The Wrap recently did an interesting article regarding the two distinct tentpole trends. In their experts opinion, the Princesses won’t beat the Superheroes anytime soon. Their main argument is that Superheroes have the advantage from coming from a serialized source material that lends itself to new adaptations whereas fairytales are singular antiquities that would make sequels feel inorganic.

Also listed as reasons is the wider, four-quadrant gender appeal of the Superhero fare – men and women, above and below 25 – versus the female dominated audiences of the Princesses and some other, more arguable reasons as fairytales being constricted by accuracy to the originals and lack of dialogue currency.

The issue’s development remains to be seen but, so far,  as long as there’s fairytales to be adapted Disney will continue to make bank on them.

Do you think the Superhero fare is getting old and something new is coming along? Let us know in the comment section.


The concerning future of the tentpole Studio strategy

2014 tentpole releases


The film industry has long been standing on a schizophrenic system also known as the tentpole system. Production and marketing costs have skyrocketed and tentpole movies have starting budgets of $200 million that can reach absurd sums of money as have the two most recent Pirates of The Caribbean movies that both costed more than $300 million to be made.

But Studios see a return on these investments, right? Well, ideally, yes, but it isn’t so easy.

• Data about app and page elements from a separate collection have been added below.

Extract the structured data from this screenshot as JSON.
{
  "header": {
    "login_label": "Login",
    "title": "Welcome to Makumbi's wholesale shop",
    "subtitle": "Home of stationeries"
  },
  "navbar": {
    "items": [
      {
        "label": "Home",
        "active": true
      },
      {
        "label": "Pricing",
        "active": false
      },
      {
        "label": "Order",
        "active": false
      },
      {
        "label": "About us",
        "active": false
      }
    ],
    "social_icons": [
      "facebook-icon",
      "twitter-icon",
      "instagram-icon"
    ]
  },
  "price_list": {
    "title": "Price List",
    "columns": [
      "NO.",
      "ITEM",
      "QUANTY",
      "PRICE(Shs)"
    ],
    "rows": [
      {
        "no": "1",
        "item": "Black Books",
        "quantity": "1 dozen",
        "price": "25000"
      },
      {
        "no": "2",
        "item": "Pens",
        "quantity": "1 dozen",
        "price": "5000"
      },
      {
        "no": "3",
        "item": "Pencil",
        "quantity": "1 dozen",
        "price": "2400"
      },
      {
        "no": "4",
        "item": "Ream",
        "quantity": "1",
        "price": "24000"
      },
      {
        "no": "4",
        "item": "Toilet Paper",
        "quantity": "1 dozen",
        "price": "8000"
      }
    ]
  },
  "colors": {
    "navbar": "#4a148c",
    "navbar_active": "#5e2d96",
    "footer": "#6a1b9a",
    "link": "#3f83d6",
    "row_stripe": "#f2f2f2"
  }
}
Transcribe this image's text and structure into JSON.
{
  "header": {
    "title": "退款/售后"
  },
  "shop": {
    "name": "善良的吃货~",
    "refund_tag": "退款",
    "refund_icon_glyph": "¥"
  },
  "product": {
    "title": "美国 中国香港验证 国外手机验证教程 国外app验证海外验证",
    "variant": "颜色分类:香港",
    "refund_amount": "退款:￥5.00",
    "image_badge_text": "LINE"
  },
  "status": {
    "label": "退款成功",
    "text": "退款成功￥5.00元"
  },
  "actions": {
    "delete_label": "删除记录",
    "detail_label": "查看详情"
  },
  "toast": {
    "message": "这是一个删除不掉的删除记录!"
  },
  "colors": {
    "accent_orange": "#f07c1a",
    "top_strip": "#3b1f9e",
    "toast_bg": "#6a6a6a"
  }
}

You’d be surprised to know how little of the box-office money actually make their way back to the studio and then we have to add to that the demise of the DVD business, which once accounted to half of a movies source of investment return, and the enormous effect piracy has on diminishing exploitation revenues. It’s a tough time to be trying to make a profit on movies.

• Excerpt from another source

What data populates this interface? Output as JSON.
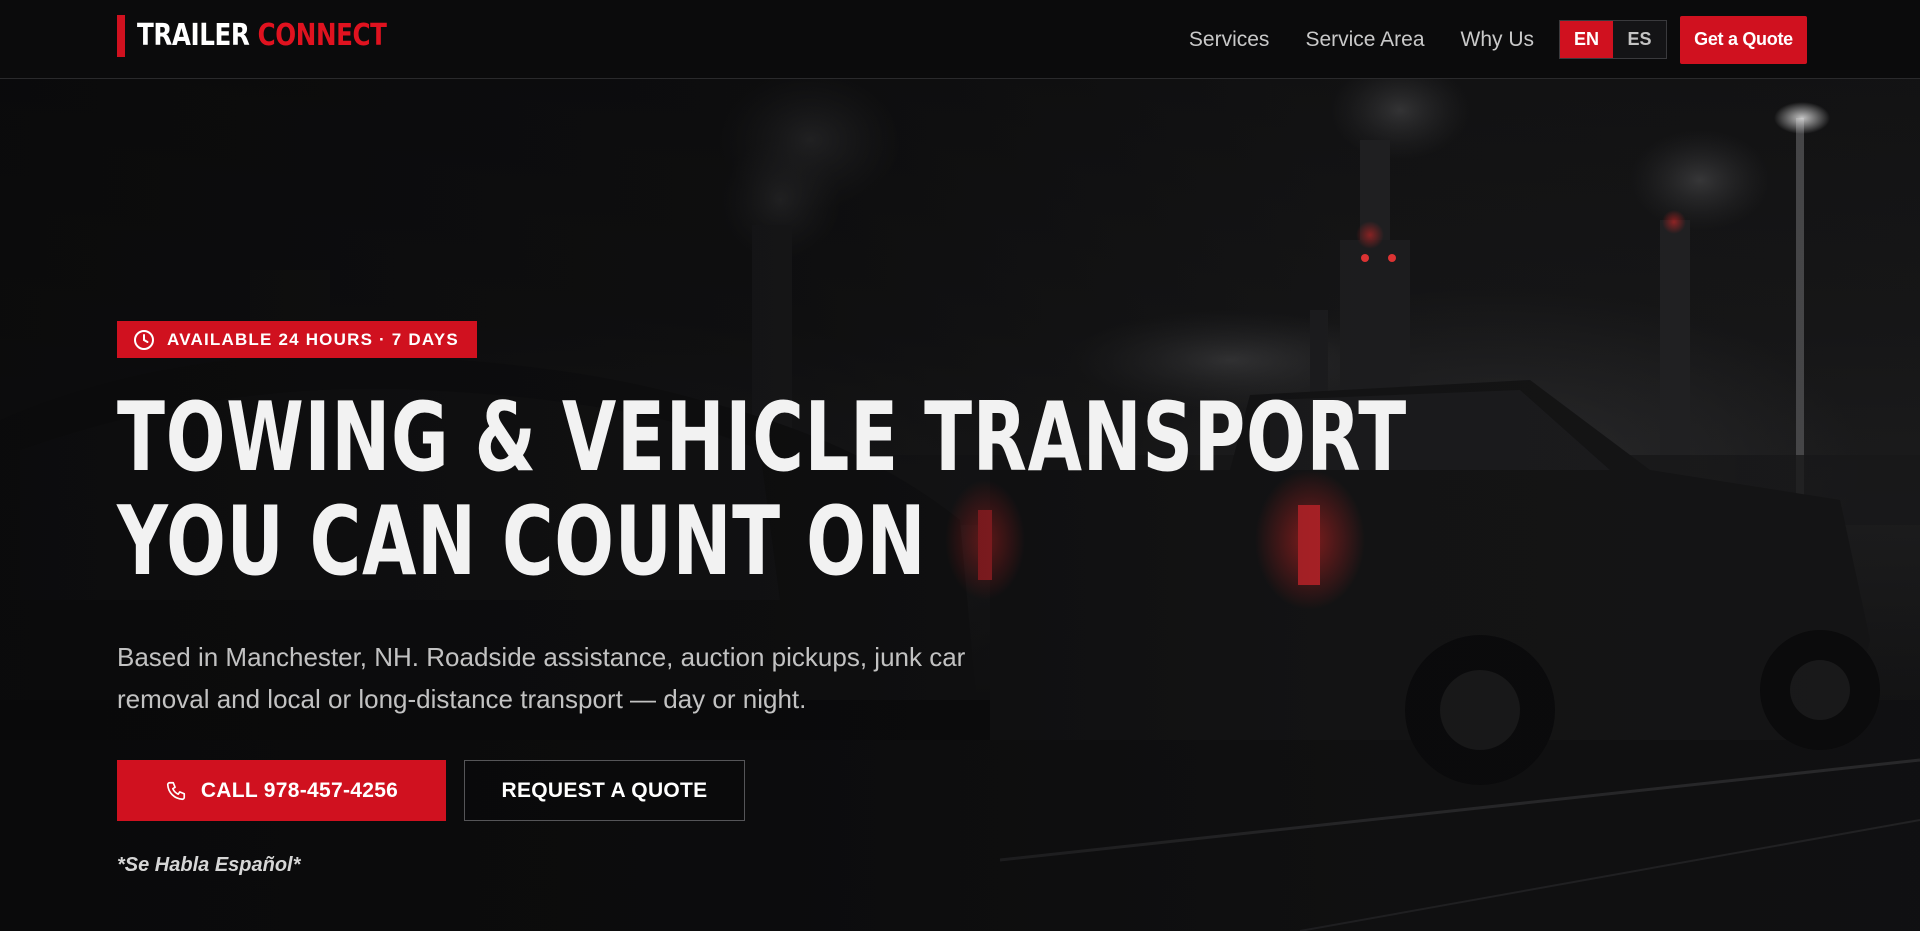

The Studios response to the increase in production costs and fragmented audiences has been to put in place a system that produces less movies a year and bets on huge, tentpole movies to hold the fort. These huge movies not only have to make a profit to pay themselves off but also offset any financial shortcomings other movies from the Studio’s slate might have suffered.

Such a huge bet has to be as safe as possible. That’s why we barely see anything original being made anymore, it’s mostly the usual Superhero fare, the everlasting franchises or the book adaptations. Those come with a loyal audience from the start and diminishes the risks. But it also accounts for a very homogenized and quite boring offer for the movie-goer.

Earlier this week Doug Creutz released a report entitled “Memo to Hollywood: You Can’t All Be Successful Doing the Same Thing”. In it he noted that the numbers suggest we are on a downward shift in theatrical demand and that there’s a clear convergence to nearly identical film franchise strategies at the major studios which risks “damaging the ecology of the business and accelerating already existing negative secular trends.” Tricky business.

Want to know more? Check out this Hollywood Reporter article on the subject.

What’s your take on the future of the tentpole system?